It only took six attempts over the course of a dozen years, but someone finally made a really good Transformers movie. As it turns out, adding just one believable human character that we could actually identify with and root for made all the difference. Weird, right? But more than that, Bumblebee actually goes so far as to put that whole pesky business of warring alien robot factions on the back-burner to more thoroughly explore the relationship between an angry, grieving teenage girl and her new best friend. The fact that her friend happens to be a gigantic shape-shifting war machine is almost beside the point. He could just as easily have been a squishy little big-eyed alien or a goofy, warm-hearted Bigfoot (to point to two obvious points of inspiration). Yeah, Bumblebee is essentially E.T., which is as stunning in its simplicity as it is jaw-dropping that series producer/director Michael Bay and company hadn’t thought to do this before now.
The film’s 1987 setting allows the film to fit into its proper place within the broader Transformers series mythology, but it also makes the case that those other films may as well have never happened. Writer Christina Hodson and director Travis Knight have managed to sneak a personal, heartfelt piece of work in front of audiences who just wanted to see some robots smash each other into spare parts, which amounts to being a minor miracle in that it gives this franchise a reason to keep existing. Namely, by telling smaller, human-sized stories that allow the big, eye-popping action sequences to hold as much emotional weight as everything else.

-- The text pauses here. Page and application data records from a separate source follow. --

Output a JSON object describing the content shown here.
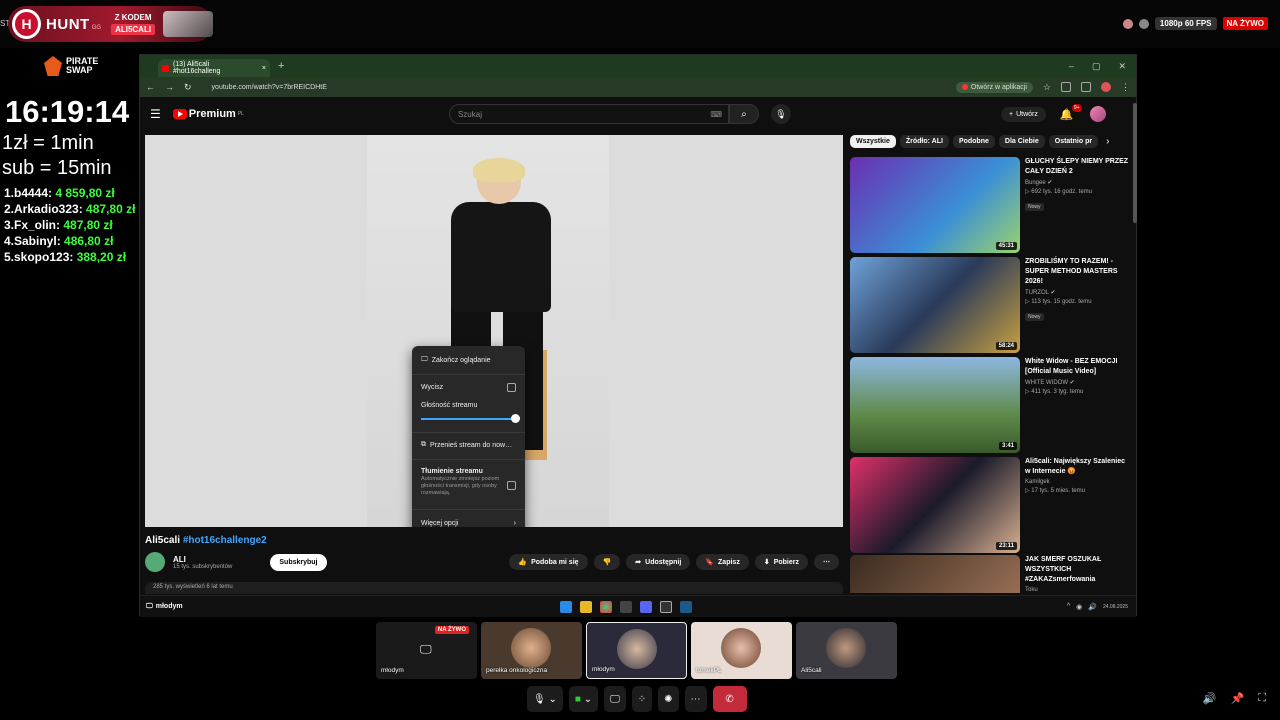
{
  "overlay": {
    "sti_label": "STI",
    "hunt_text": "HUNT",
    "hunt_sub": "GG",
    "hunt_icon": "H",
    "hunt_code_line1": "Z KODEM",
    "hunt_code_line2": "ALI5CALI",
    "pirate_line1": "PIRATE",
    "pirate_line2": "SWAP",
    "clock": "16:19:14",
    "rule1": "1zł = 1min",
    "rule2": "sub = 15min",
    "top_donors": [
      {
        "label": "1.b4444: ",
        "amount": "4 859,80 zł"
      },
      {
        "label": "2.Arkadio323: ",
        "amount": "487,80 zł"
      },
      {
        "label": "3.Fx_olin: ",
        "amount": "487,80 zł"
      },
      {
        "label": "4.Sabinyl: ",
        "amount": "486,80 zł"
      },
      {
        "label": "5.skopo123: ",
        "amount": "388,20 zł"
      }
    ],
    "quality": "1080p 60 FPS",
    "live": "NA ŻYWO"
  },
  "browser": {
    "tab_title": "(13) Ali5cali #hot16challeng",
    "tab_close": "×",
    "new_tab": "+",
    "url": "youtube.com/watch?v=7brREICDHtE",
    "open_app": "Otwórz w aplikacji",
    "winctl": [
      "–",
      "▢",
      "✕"
    ]
  },
  "youtube": {
    "logo": "Premium",
    "logo_sup": "PL",
    "search_placeholder": "Szukaj",
    "create": "Utwórz",
    "bell_badge": "9+",
    "video_title_main": "Ali5cali ",
    "video_title_tag": "#hot16challenge2",
    "channel_name": "ALI",
    "channel_subs": "15 tys. subskrybentów",
    "subscribe": "Subskrybuj",
    "actions": [
      "Podoba mi się",
      "",
      "Udostępnij",
      "Zapisz",
      "Pobierz",
      "⋯"
    ],
    "views": "285 tys. wyświetleń  6 lat temu",
    "chips": [
      "Wszystkie",
      "Źródło: ALI",
      "Podobne",
      "Dla Ciebie",
      "Ostatnio pr"
    ],
    "recommendations": [
      {
        "title": "GŁUCHY ŚLEPY NIEMY PRZEZ CAŁY DZIEŃ 2",
        "channel": "Bungee ✔",
        "meta": "▷ 692 tys.   16 godz. temu",
        "badge": "Nowy",
        "duration": "45:31"
      },
      {
        "title": "ZROBILIŚMY TO RAZEM! - SUPER METHOD MASTERS 2026!",
        "channel": "TURZOL ✔",
        "meta": "▷ 113 tys.   15 godz. temu",
        "badge": "Nowy",
        "duration": "58:24"
      },
      {
        "title": "White Widow - BEZ EMOCJI [Official Music Video]",
        "channel": "WHITE WIDOW ✔",
        "meta": "▷ 411 tys.   3 tyg. temu",
        "badge": "",
        "duration": "3:41"
      },
      {
        "title": "Ali5cali: Największy Szaleniec w Internecie 😡",
        "channel": "Kamilgek",
        "meta": "▷ 17 tys.   5 mies. temu",
        "badge": "",
        "duration": "23:11"
      },
      {
        "title": "JAK SMERF OSZUKAŁ WSZYSTKICH #ZAKAZsmerfowania",
        "channel": "Toku",
        "meta": "",
        "badge": "",
        "duration": ""
      }
    ]
  },
  "context_menu": {
    "end_watching": "Zakończ oglądanie",
    "mute": "Wycisz",
    "stream_volume": "Głośność streamu",
    "stream_volume_level": 0.95,
    "move_stream": "Przenieś stream do now…",
    "dimming": "Tłumienie streamu",
    "dimming_desc": "Automatycznie zmniejsz poziom głośności transmisji, gdy osoby rozmawiają.",
    "more_options": "Więcej opcji"
  },
  "taskbar": {
    "user": "młodym",
    "time": "",
    "date": "24.08.2025"
  },
  "call": {
    "tiles": [
      {
        "name": "młodym",
        "live": "NA ŻYWO"
      },
      {
        "name": "perełka onkologiczna"
      },
      {
        "name": "młodym"
      },
      {
        "name": "tomekPL"
      },
      {
        "name": "Ali5cali"
      }
    ]
  },
  "colors": {
    "donor_amount": "#3bff3b",
    "yt_red": "#ff0000",
    "live_red": "#dd0000",
    "link_blue": "#3ea6ff"
  }
}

Hailee Steinfeld, as Charlie, is such an improvement over previous human characters in the series that I almost forgot that the most recent Transformers featured Mark Wahlberg investigating King Arthur and Transformer-worshipping secret societies (seriously). Charlie’s brokenhearted hard edges compete with her young adult optimism to form a character that never could have existed during the Bay era of films. She’s bad at her amusement park job, loves The Smiths and Elvis Costello, gets kicked around by the mean girls and wants a car for her 18th birthday. Her working-class mom (the great Pamela Adlon) instead gets her a pink flowery bike helmet. An annoying little brother and dorky stepdad are a constant hassle. She’s still grieving the loss of her father and doesn’t know (or pretends not to) that the kid next door has a crush on her. She lives in her own head, and it’s rarely a very pleasant place to be.
In the stranded and mute Bumblebee, she finds something of a fellow wounded soul. They teach each other to take control of their own fates, to stand up for themselves, and they have each other’s backs, even when it seems as if no one else on Earth cares or even knows they exist. It’s all very standard coming-of-age stuff, absolutely, but done with such care and depth of feeling that John Hughes (or maybe his cooler, more blackhearted counterpart Savage Steve Holland) would be proud. The film’s attention to detail in its period setting, musical choices, set design and even the very ’80s-movie depiction of the cartoonish big bad military goons all add up to a complete and clear vision from the filmmakers. Again, all this for the Transformers prequel. It never had to be any good. Bumblebee is great.